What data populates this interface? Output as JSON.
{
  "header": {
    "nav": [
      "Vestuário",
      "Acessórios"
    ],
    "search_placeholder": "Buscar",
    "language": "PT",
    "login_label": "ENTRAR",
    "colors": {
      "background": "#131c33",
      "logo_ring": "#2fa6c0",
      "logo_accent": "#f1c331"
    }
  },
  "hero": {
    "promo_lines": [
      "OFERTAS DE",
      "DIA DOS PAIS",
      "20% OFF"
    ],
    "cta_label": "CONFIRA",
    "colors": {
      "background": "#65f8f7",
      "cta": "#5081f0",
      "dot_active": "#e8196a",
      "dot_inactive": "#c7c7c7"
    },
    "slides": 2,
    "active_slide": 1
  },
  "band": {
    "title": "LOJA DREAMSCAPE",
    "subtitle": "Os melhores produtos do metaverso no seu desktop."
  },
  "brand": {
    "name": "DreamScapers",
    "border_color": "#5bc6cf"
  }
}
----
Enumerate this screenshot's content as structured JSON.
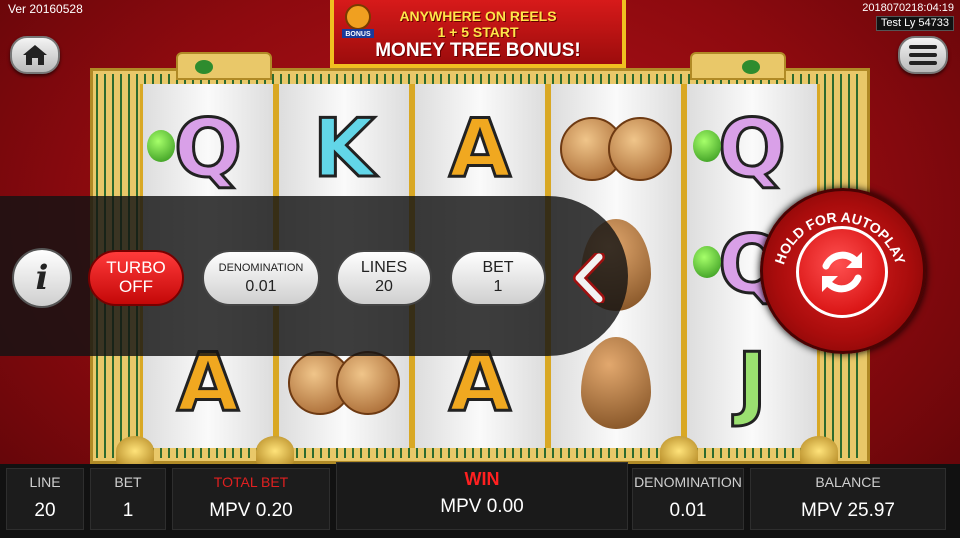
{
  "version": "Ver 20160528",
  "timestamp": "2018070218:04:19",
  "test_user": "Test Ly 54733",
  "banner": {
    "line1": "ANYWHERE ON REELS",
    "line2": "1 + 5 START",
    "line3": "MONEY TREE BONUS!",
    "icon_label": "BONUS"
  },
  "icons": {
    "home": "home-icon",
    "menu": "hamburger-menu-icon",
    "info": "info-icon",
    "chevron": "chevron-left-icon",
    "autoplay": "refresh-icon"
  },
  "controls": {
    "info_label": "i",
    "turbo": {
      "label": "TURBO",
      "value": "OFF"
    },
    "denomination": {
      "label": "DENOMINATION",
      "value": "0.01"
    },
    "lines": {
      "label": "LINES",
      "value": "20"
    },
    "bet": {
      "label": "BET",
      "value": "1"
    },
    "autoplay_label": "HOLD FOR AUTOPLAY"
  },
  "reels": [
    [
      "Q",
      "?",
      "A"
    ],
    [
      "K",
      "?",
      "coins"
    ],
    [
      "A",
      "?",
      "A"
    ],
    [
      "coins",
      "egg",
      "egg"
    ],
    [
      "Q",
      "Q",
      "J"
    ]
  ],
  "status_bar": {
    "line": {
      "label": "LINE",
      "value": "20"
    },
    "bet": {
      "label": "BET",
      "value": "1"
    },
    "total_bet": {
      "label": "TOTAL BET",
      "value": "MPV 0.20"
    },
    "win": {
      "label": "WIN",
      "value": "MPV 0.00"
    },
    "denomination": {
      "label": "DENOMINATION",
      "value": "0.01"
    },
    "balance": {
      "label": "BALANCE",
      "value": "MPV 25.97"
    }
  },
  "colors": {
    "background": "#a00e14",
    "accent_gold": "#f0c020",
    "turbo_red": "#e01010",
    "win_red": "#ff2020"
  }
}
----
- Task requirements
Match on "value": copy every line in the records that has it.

- Task response
      "value": "OFF"
      "value": "0.01"
      "value": "20"
      "value": "1"
      "value": "20"
      "value": "1"
      "value": "MPV 0.20"
      "value": "MPV 0.00"
      "value": "0.01"
      "value": "MPV 25.97"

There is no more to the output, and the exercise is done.